#### WHAT IS EXPECTED
Whatever appears in the listing, return all of it exactly.

#### EXTRACTED RECORDS
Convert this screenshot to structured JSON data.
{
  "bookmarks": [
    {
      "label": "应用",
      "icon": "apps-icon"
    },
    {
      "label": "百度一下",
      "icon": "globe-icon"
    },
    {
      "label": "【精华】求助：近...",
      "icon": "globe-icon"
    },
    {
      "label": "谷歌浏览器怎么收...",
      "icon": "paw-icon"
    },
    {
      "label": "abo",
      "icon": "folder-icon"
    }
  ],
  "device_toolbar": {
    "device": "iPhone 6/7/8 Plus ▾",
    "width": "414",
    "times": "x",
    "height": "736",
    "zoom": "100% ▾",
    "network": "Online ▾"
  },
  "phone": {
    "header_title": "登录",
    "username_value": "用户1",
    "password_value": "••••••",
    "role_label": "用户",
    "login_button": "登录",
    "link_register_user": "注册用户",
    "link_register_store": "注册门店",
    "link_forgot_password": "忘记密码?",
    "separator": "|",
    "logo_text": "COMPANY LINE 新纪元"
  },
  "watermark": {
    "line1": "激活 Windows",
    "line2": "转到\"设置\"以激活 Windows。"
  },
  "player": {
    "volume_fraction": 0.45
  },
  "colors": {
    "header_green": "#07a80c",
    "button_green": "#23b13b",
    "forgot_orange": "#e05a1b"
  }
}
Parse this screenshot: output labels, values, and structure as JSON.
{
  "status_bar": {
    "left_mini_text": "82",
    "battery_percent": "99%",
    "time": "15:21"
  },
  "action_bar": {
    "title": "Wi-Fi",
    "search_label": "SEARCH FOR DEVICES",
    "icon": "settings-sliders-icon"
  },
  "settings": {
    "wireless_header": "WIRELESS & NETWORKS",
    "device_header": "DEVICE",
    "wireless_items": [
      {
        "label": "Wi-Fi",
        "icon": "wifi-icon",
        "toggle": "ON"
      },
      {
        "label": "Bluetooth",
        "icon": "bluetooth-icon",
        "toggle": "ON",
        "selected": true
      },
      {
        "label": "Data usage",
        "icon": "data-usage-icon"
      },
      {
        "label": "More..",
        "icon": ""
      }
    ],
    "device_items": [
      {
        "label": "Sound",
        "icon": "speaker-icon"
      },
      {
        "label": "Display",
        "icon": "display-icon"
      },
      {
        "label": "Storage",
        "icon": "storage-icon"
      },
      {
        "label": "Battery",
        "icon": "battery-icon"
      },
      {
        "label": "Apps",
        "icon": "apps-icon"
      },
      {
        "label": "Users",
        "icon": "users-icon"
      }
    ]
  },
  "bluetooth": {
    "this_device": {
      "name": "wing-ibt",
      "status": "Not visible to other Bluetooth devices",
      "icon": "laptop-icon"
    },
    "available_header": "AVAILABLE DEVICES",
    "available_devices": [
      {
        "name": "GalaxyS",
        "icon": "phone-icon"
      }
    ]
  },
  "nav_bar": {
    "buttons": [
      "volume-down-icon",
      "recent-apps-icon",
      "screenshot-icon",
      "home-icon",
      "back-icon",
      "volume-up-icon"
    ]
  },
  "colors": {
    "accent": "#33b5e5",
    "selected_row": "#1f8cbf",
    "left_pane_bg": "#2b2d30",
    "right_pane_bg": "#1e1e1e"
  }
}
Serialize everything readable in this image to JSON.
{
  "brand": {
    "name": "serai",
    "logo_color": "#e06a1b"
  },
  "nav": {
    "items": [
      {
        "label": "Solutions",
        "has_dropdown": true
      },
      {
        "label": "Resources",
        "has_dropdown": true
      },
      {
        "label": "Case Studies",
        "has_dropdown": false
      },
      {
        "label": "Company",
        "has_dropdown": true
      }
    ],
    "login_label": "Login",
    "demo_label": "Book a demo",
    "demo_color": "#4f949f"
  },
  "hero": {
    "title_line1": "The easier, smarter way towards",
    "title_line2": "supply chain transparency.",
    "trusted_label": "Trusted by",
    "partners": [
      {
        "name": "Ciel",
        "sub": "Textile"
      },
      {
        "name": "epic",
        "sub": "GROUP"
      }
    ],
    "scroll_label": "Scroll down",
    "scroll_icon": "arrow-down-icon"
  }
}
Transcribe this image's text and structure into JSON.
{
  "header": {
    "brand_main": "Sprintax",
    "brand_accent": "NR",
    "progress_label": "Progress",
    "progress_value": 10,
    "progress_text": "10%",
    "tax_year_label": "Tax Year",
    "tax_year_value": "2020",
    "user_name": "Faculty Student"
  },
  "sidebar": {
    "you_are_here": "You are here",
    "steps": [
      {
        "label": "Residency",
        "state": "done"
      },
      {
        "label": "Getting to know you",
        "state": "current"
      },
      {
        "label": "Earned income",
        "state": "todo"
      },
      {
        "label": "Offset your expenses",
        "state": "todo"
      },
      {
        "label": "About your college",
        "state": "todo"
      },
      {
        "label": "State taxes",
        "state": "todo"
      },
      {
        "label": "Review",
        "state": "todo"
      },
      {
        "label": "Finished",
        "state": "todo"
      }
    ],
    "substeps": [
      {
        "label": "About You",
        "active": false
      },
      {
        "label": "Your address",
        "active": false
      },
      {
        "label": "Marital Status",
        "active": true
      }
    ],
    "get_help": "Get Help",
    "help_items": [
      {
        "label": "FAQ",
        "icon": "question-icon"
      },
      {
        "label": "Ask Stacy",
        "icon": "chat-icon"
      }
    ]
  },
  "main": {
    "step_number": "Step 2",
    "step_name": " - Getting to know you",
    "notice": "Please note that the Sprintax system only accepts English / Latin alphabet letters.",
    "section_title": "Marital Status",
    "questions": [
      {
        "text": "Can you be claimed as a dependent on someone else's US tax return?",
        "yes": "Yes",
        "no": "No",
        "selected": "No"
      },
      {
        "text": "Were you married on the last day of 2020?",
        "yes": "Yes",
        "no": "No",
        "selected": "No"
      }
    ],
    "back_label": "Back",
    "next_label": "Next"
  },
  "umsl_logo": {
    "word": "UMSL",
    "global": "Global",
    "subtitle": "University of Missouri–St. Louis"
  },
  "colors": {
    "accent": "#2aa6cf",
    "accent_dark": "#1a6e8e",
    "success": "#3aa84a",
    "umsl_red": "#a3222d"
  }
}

#### EXERCISE RESPONSE
Convert this screenshot to structured JSON data.
{
  "bookmarks": [
    {
      "label": "应用",
      "icon": "apps-icon"
    },
    {
      "label": "百度一下",
      "icon": "globe-icon"
    },
    {
      "label": "【精华】求助：近...",
      "icon": "globe-icon"
    },
    {
      "label": "谷歌浏览器怎么收...",
      "icon": "paw-icon"
    },
    {
      "label": "abo",
      "icon": "folder-icon"
    }
  ],
  "device_toolbar": {
    "device": "iPhone 6/7/8 Plus ▾",
    "width": "414",
    "times": "x",
    "height": "736",
    "zoom": "100% ▾",
    "network": "Online ▾"
  },
  "phone": {
    "header_title": "登录",
    "username_value": "用户1",
    "password_value": "••••••",
    "role_label": "用户",
    "login_button": "登录",
    "link_register_user": "注册用户",
    "link_register_store": "注册门店",
    "link_forgot_password": "忘记密码?",
    "separator": "|",
    "logo_text": "COMPANY LINE 新纪元"
  },
  "watermark": {
    "line1": "激活 Windows",
    "line2": "转到\"设置\"以激活 Windows。"
  },
  "player": {
    "volume_fraction": 0.45
  },
  "colors": {
    "header_green": "#07a80c",
    "button_green": "#23b13b",
    "forgot_orange": "#e05a1b"
  }
}
Parse this screenshot: output labels, values, and structure as JSON.
{
  "status_bar": {
    "left_mini_text": "82",
    "battery_percent": "99%",
    "time": "15:21"
  },
  "action_bar": {
    "title": "Wi-Fi",
    "search_label": "SEARCH FOR DEVICES",
    "icon": "settings-sliders-icon"
  },
  "settings": {
    "wireless_header": "WIRELESS & NETWORKS",
    "device_header": "DEVICE",
    "wireless_items": [
      {
        "label": "Wi-Fi",
        "icon": "wifi-icon",
        "toggle": "ON"
      },
      {
        "label": "Bluetooth",
        "icon": "bluetooth-icon",
        "toggle": "ON",
        "selected": true
      },
      {
        "label": "Data usage",
        "icon": "data-usage-icon"
      },
      {
        "label": "More..",
        "icon": ""
      }
    ],
    "device_items": [
      {
        "label": "Sound",
        "icon": "speaker-icon"
      },
      {
        "label": "Display",
        "icon": "display-icon"
      },
      {
        "label": "Storage",
        "icon": "storage-icon"
      },
      {
        "label": "Battery",
        "icon": "battery-icon"
      },
      {
        "label": "Apps",
        "icon": "apps-icon"
      },
      {
        "label": "Users",
        "icon": "users-icon"
      }
    ]
  },
  "bluetooth": {
    "this_device": {
      "name": "wing-ibt",
      "status": "Not visible to other Bluetooth devices",
      "icon": "laptop-icon"
    },
    "available_header": "AVAILABLE DEVICES",
    "available_devices": [
      {
        "name": "GalaxyS",
        "icon": "phone-icon"
      }
    ]
  },
  "nav_bar": {
    "buttons": [
      "volume-down-icon",
      "recent-apps-icon",
      "screenshot-icon",
      "home-icon",
      "back-icon",
      "volume-up-icon"
    ]
  },
  "colors": {
    "accent": "#33b5e5",
    "selected_row": "#1f8cbf",
    "left_pane_bg": "#2b2d30",
    "right_pane_bg": "#1e1e1e"
  }
}
Serialize everything readable in this image to JSON.
{
  "brand": {
    "name": "serai",
    "logo_color": "#e06a1b"
  },
  "nav": {
    "items": [
      {
        "label": "Solutions",
        "has_dropdown": true
      },
      {
        "label": "Resources",
        "has_dropdown": true
      },
      {
        "label": "Case Studies",
        "has_dropdown": false
      },
      {
        "label": "Company",
        "has_dropdown": true
      }
    ],
    "login_label": "Login",
    "demo_label": "Book a demo",
    "demo_color": "#4f949f"
  },
  "hero": {
    "title_line1": "The easier, smarter way towards",
    "title_line2": "supply chain transparency.",
    "trusted_label": "Trusted by",
    "partners": [
      {
        "name": "Ciel",
        "sub": "Textile"
      },
      {
        "name": "epic",
        "sub": "GROUP"
      }
    ],
    "scroll_label": "Scroll down",
    "scroll_icon": "arrow-down-icon"
  }
}
Transcribe this image's text and structure into JSON.
{
  "header": {
    "brand_main": "Sprintax",
    "brand_accent": "NR",
    "progress_label": "Progress",
    "progress_value": 10,
    "progress_text": "10%",
    "tax_year_label": "Tax Year",
    "tax_year_value": "2020",
    "user_name": "Faculty Student"
  },
  "sidebar": {
    "you_are_here": "You are here",
    "steps": [
      {
        "label": "Residency",
        "state": "done"
      },
      {
        "label": "Getting to know you",
        "state": "current"
      },
      {
        "label": "Earned income",
        "state": "todo"
      },
      {
        "label": "Offset your expenses",
        "state": "todo"
      },
      {
        "label": "About your college",
        "state": "todo"
      },
      {
        "label": "State taxes",
        "state": "todo"
      },
      {
        "label": "Review",
        "state": "todo"
      },
      {
        "label": "Finished",
        "state": "todo"
      }
    ],
    "substeps": [
      {
        "label": "About You",
        "active": false
      },
      {
        "label": "Your address",
        "active": false
      },
      {
        "label": "Marital Status",
        "active": true
      }
    ],
    "get_help": "Get Help",
    "help_items": [
      {
        "label": "FAQ",
        "icon": "question-icon"
      },
      {
        "label": "Ask Stacy",
        "icon": "chat-icon"
      }
    ]
  },
  "main": {
    "step_number": "Step 2",
    "step_name": " - Getting to know you",
    "notice": "Please note that the Sprintax system only accepts English / Latin alphabet letters.",
    "section_title": "Marital Status",
    "questions": [
      {
        "text": "Can you be claimed as a dependent on someone else's US tax return?",
        "yes": "Yes",
        "no": "No",
        "selected": "No"
      },
      {
        "text": "Were you married on the last day of 2020?",
        "yes": "Yes",
        "no": "No",
        "selected": "No"
      }
    ],
    "back_label": "Back",
    "next_label": "Next"
  },
  "umsl_logo": {
    "word": "UMSL",
    "global": "Global",
    "subtitle": "University of Missouri–St. Louis"
  },
  "colors": {
    "accent": "#2aa6cf",
    "accent_dark": "#1a6e8e",
    "success": "#3aa84a",
    "umsl_red": "#a3222d"
  }
}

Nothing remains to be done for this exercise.